House Passes Stimulus Package–and Oh, By the Way, Bipartisanship is Dead
The House just passed the American Recovery and Reinvestment Act. It now goes to the Senate for a final vote, which is expected to take place tonight. People will be looking over the text of the bill to figure out what it is that passed.
Meanwhile, Rahm Emanuel is putting a stake in through the heart of bipartisanship:
Mr. Emanuel owned up to one mistake: message. What he called the outside game slipped away from the White House last week, when the president and others stressed bipartisanship rather than job creation as they moved toward passing the measure. White House officials allowed an insatiable desire in Washington for bipartisanship to cloud the economic message a point coming clear in a study being conducted on what went wrong and what went right with the package, he said.
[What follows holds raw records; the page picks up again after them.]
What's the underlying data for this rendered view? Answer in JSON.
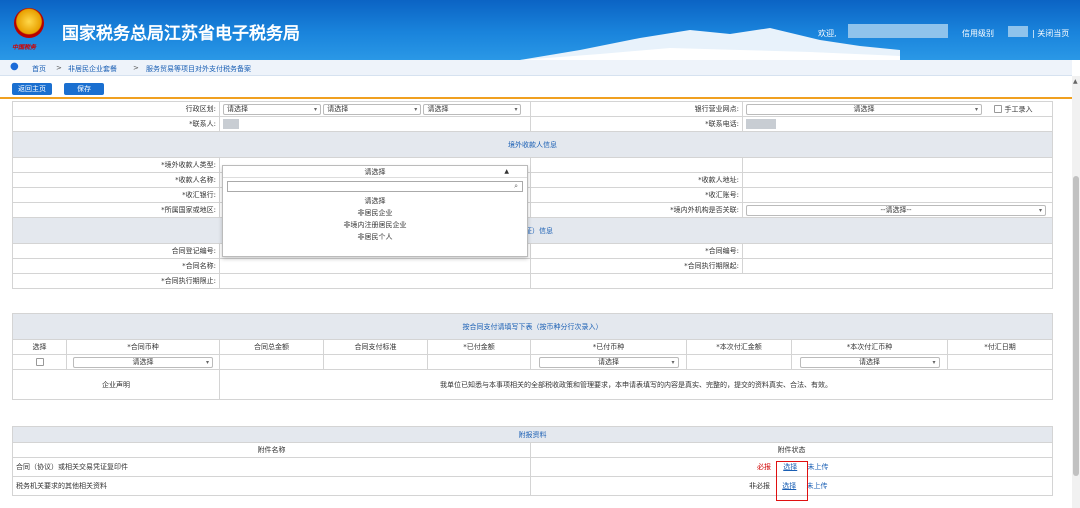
{
  "header": {
    "site_title": "国家税务总局江苏省电子税务局",
    "welcome": "欢迎,",
    "credit_label": "信用级别",
    "close_label": "| 关闭当页",
    "emblem_text": "中国税务"
  },
  "breadcrumb": {
    "home": "首页",
    "sep": ">",
    "level1": "非居民企业套餐",
    "level2": "服务贸易等项目对外支付税务备案"
  },
  "toolbar": {
    "back": "返回主页",
    "save": "保存"
  },
  "common": {
    "please_select": "请选择",
    "placeholder_select": "--请选择--"
  },
  "section1": {
    "region_label": "行政区划:",
    "bank_label": "银行营业网点:",
    "manual_label": "手工录入",
    "contact_label": "*联系人:",
    "phone_label": "*联系电话:"
  },
  "section2": {
    "title": "境外收款人信息",
    "payee_type": "*境外收款人类型:",
    "payee_name": "*收款人名称:",
    "payee_addr": "*收款人地址:",
    "remit_bank": "*收汇银行:",
    "remit_acct": "*收汇账号:",
    "country": "*所属国家或地区:",
    "related": "*境内外机构是否关联:"
  },
  "dropdown": {
    "options": [
      "请选择",
      "非居民企业",
      "非境内注册居民企业",
      "非居民个人"
    ]
  },
  "section3": {
    "title_tail": "付凭证）信息",
    "reg_no": "合同登记编号:",
    "contract_no": "*合同编号:",
    "contract_name": "*合同名称:",
    "exec_start": "*合同执行期限起:",
    "exec_end": "*合同执行期限止:"
  },
  "section4": {
    "title": "按合同支付请填写下表（按币种分行次录入）",
    "cols": [
      "选择",
      "*合同币种",
      "合同总金额",
      "合同支付标准",
      "*已付金额",
      "*已付币种",
      "*本次付汇金额",
      "*本次付汇币种",
      "*付汇日期"
    ]
  },
  "declaration": {
    "label": "企业声明",
    "text": "我单位已知悉与本事项相关的全部税收政策和管理要求，本申请表填写的内容是真实、完整的，提交的资料真实、合法、有效。"
  },
  "attachments": {
    "title": "附报资料",
    "col_name": "附件名称",
    "col_status": "附件状态",
    "rows": [
      {
        "name": "合同（协议）或相关交易凭证复印件",
        "req": "必报",
        "action": "选择",
        "state": "未上传"
      },
      {
        "name": "税务机关要求的其他相关资料",
        "req": "非必报",
        "action": "选择",
        "state": "未上传"
      }
    ]
  }
}
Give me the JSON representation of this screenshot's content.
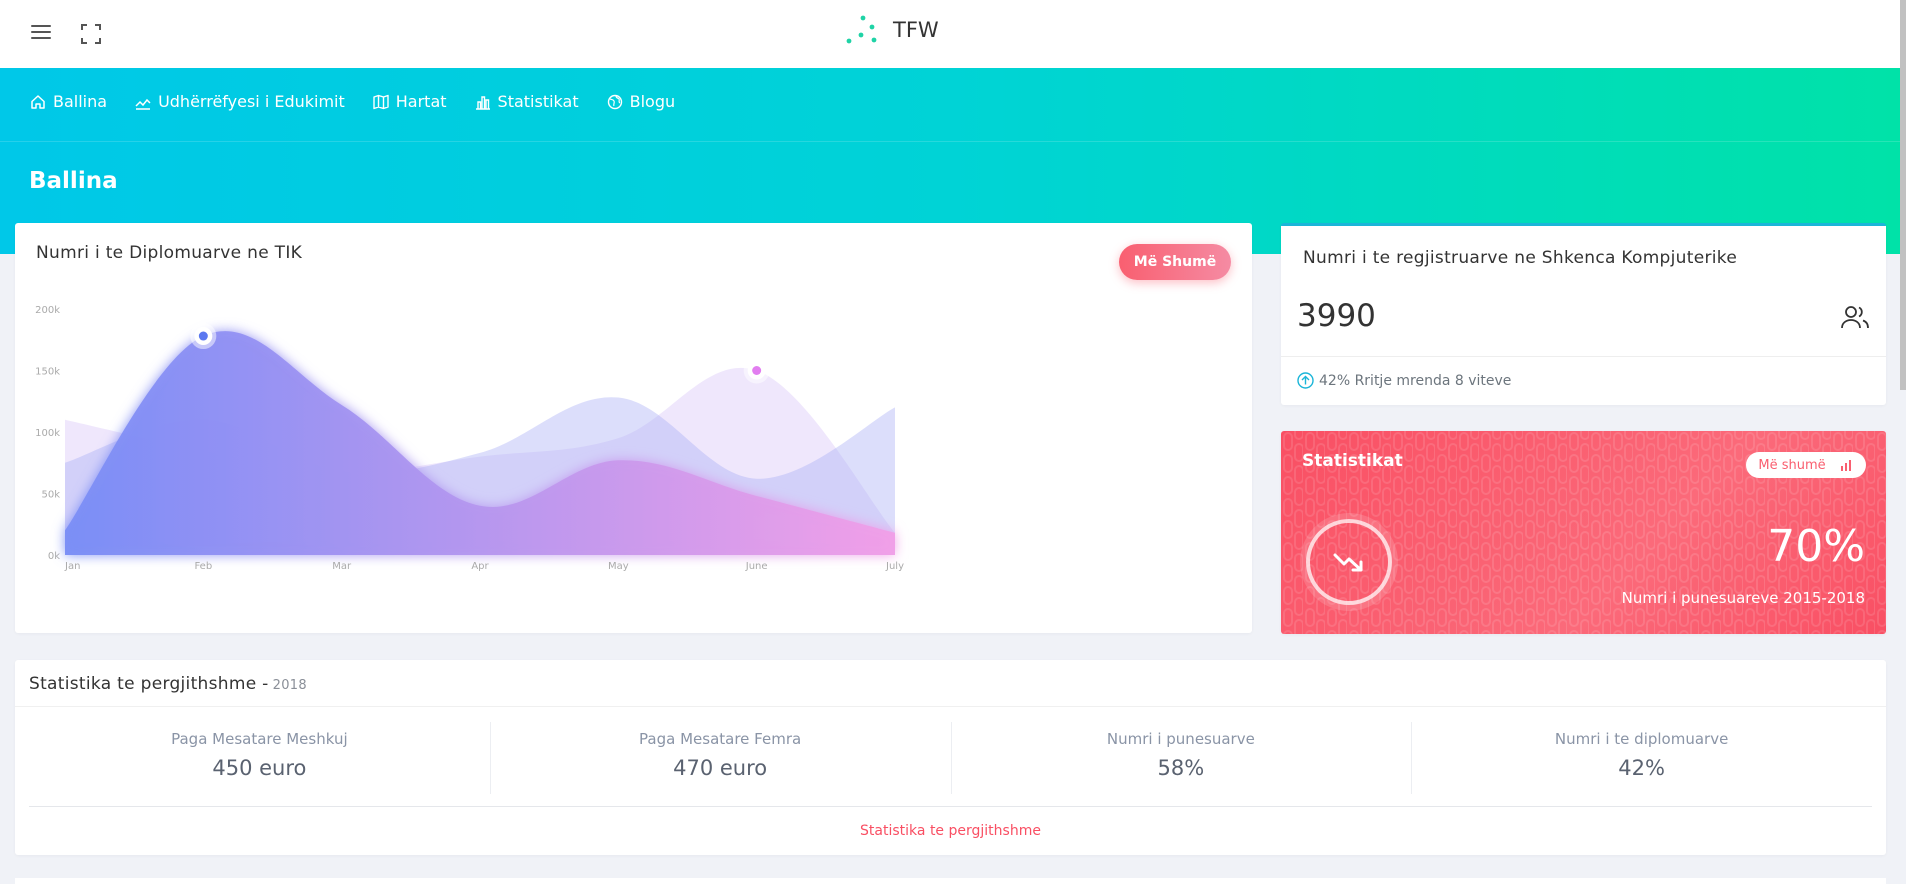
{
  "brand": {
    "name": "TFW",
    "accent": "#1fd3a6"
  },
  "nav": [
    {
      "label": "Ballina",
      "icon": "home-icon"
    },
    {
      "label": "Udhërrëfyesi i Edukimit",
      "icon": "trend-icon"
    },
    {
      "label": "Hartat",
      "icon": "map-icon"
    },
    {
      "label": "Statistikat",
      "icon": "bar-chart-icon"
    },
    {
      "label": "Blogu",
      "icon": "globe-icon"
    }
  ],
  "page": {
    "title": "Ballina"
  },
  "graduates_card": {
    "title": "Numri i te Diplomuarve ne TIK",
    "button": "Më Shumë"
  },
  "registered_card": {
    "title": "Numri i te regjistruarve ne Shkenca Kompjuterike",
    "value": "3990",
    "footer": "42% Rritje mrenda 8 viteve",
    "accent": "#1bb5d8"
  },
  "stats_card": {
    "title": "Statistikat",
    "button": "Më shumë",
    "percent": "70%",
    "description": "Numri i punesuareve 2015-2018",
    "color": "#f94f63"
  },
  "general": {
    "title": "Statistika te pergjithshme -",
    "year": "2018",
    "items": [
      {
        "label": "Paga Mesatare Meshkuj",
        "value": "450 euro"
      },
      {
        "label": "Paga Mesatare Femra",
        "value": "470 euro"
      },
      {
        "label": "Numri i punesuarve",
        "value": "58%"
      },
      {
        "label": "Numri i te diplomuarve",
        "value": "42%"
      }
    ],
    "link": "Statistika te pergjithshme"
  },
  "chart_data": {
    "type": "area",
    "categories": [
      "Jan",
      "Feb",
      "Mar",
      "Apr",
      "May",
      "June",
      "July"
    ],
    "x": [
      0,
      0.5,
      1,
      1.5,
      2,
      2.5,
      3,
      3.5,
      4,
      4.5,
      5,
      5.5,
      6
    ],
    "y_ticks": [
      "0k",
      "50k",
      "100k",
      "150k",
      "200k"
    ],
    "ylim": [
      0,
      200
    ],
    "series": [
      {
        "values": [
          20,
          178,
          122,
          40,
          77,
          48,
          18
        ],
        "color": "#7f8ff4"
      },
      {
        "values": [
          75,
          110,
          68,
          83,
          128,
          62,
          120
        ],
        "color": "#c7c9f7"
      },
      {
        "values": [
          110,
          85,
          67,
          80,
          95,
          150,
          18
        ],
        "color": "#e9defa"
      }
    ],
    "markers": [
      {
        "x": 1,
        "y": 178
      },
      {
        "x": 5,
        "y": 150
      }
    ],
    "title": "Numri i te Diplomuarve ne TIK",
    "xlabel": "",
    "ylabel": "",
    "grid": false
  }
}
I’m reading those words and I’m wincing. I argued strongly at the time that prizing bipartisan "process" over substance (jobs creation) was a big mistake, and I fundamentally don’t believe it’s possible to work with the other side if they have no higher goal than to undermine you if you won’t appease them by adopting the same policies that created the problem in the first place. It just isn’t possible.
But a commitment to transcend partisanship was a successful message, and it did inspire people — they believed that Obama was sincerely trying to rise above DC gridlock that appeared to keep meaningful change from happening. They really hoped that if he remained committed to it over time, the "ten dimensional chess" he was playing could change the political discourse. And hell, for all I know maybe it could.
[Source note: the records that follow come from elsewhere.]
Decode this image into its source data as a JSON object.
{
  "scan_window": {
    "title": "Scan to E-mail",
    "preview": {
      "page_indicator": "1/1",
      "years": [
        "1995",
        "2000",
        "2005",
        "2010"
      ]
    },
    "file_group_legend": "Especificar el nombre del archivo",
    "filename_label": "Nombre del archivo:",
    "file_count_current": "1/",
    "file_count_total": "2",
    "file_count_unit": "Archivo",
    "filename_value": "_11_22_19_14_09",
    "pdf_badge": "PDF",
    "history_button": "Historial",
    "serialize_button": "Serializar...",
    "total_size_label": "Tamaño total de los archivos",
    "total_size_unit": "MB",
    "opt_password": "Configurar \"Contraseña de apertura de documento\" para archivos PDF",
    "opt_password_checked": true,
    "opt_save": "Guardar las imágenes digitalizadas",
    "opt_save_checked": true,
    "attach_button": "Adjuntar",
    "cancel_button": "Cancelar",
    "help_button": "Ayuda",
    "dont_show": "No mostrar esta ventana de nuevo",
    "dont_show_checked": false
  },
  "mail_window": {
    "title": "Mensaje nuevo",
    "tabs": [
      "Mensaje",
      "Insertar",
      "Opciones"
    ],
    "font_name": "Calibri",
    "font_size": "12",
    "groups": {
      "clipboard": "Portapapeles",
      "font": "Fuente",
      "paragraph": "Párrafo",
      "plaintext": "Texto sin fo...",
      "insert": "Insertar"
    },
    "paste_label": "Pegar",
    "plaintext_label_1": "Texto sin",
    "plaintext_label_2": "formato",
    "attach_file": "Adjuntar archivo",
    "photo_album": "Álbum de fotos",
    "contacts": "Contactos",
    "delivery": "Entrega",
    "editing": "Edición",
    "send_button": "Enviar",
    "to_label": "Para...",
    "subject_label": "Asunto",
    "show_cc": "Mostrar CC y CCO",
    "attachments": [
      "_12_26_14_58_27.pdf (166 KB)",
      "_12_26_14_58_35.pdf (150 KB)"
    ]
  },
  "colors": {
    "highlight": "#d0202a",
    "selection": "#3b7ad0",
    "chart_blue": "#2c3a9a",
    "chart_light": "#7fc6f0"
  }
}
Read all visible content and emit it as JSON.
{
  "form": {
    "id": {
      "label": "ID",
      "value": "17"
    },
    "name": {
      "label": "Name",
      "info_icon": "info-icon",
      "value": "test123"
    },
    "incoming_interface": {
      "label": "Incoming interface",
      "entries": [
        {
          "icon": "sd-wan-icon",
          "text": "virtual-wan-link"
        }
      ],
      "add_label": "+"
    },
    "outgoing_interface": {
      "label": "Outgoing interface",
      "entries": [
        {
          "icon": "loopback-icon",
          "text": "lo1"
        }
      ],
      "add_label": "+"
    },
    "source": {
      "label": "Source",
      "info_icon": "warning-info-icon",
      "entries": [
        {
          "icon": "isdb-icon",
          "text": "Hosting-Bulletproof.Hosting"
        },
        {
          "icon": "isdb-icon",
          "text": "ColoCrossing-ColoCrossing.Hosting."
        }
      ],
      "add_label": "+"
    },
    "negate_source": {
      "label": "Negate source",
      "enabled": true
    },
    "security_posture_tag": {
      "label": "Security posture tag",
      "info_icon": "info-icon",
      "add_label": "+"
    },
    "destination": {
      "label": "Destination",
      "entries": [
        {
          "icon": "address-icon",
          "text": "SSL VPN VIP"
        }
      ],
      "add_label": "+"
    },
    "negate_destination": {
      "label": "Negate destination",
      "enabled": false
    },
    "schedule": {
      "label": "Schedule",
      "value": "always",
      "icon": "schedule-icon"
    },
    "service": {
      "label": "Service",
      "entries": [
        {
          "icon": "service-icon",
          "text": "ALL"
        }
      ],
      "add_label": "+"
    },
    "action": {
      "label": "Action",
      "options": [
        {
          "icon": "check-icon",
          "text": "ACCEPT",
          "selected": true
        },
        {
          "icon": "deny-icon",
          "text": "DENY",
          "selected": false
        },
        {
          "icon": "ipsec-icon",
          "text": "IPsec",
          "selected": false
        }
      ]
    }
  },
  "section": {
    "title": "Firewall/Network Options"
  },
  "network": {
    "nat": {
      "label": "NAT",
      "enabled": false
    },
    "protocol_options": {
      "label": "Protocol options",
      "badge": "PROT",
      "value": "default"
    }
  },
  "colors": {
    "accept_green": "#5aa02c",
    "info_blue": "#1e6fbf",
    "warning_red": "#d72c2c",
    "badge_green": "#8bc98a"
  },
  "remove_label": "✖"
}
I didn’t suggest he abandon his own message, and I sure didn’t recommend that he do a 180 and "shift from bipartisan overtures to outright mockery of his opposition," which is what Rahm Emanuel just told the press. I thought he should establish concrete objectives by which the efforts of both parties could be measured, and then put out the welcome mat to anyone who wanted to join him in that task.
I thought that Obama’s vigorous defense of the bill before House Democrats hit just the right note, and that he made a successful argument on substance rather than process. It was possible to save the message and just shift tactics:
Obama plans to travel more and campaign more in an effort to pressure lawmakers with public support, rather than worrying about whether he can win over Republican votes in Congress.
I think Obama is actually adjusting rather pitch-perfectly to what the Republicans are throwing at him. He doesn’t need Rahm out there announcing that his commitment to "bipartisanship" was just "for the sake of appearances."